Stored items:
========================================

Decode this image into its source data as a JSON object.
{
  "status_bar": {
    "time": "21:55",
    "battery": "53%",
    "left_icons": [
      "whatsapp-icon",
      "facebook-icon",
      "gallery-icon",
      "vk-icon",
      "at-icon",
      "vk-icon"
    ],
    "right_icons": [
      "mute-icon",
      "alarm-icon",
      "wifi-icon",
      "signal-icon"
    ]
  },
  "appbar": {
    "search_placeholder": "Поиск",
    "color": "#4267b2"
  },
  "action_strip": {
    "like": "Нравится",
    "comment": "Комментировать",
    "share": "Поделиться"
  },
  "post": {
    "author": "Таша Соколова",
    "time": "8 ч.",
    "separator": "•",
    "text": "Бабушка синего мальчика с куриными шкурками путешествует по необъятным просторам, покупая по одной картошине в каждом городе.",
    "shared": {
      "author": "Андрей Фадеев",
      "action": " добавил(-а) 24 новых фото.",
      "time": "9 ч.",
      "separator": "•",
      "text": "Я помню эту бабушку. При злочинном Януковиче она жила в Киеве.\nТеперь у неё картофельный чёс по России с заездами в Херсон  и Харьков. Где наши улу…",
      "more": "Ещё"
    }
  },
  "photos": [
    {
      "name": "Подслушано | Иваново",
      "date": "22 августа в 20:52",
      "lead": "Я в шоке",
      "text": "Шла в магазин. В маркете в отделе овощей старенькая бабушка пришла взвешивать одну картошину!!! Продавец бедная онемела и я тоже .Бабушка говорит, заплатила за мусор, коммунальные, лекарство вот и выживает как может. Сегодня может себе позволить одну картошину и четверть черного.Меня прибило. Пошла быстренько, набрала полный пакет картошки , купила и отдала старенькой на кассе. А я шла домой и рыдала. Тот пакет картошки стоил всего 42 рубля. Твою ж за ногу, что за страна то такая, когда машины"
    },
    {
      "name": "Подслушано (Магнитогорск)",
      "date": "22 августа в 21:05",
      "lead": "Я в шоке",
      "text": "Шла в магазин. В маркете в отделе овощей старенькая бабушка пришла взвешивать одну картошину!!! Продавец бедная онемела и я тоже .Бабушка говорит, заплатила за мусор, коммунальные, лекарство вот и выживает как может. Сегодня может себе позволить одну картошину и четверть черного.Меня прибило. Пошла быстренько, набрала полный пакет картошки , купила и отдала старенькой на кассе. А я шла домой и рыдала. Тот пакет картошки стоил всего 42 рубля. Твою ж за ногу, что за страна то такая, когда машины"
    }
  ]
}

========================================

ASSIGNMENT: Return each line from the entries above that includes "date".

ANSWER BELOW:
      "date": "22 августа в 20:52",
      "date": "22 августа в 21:05",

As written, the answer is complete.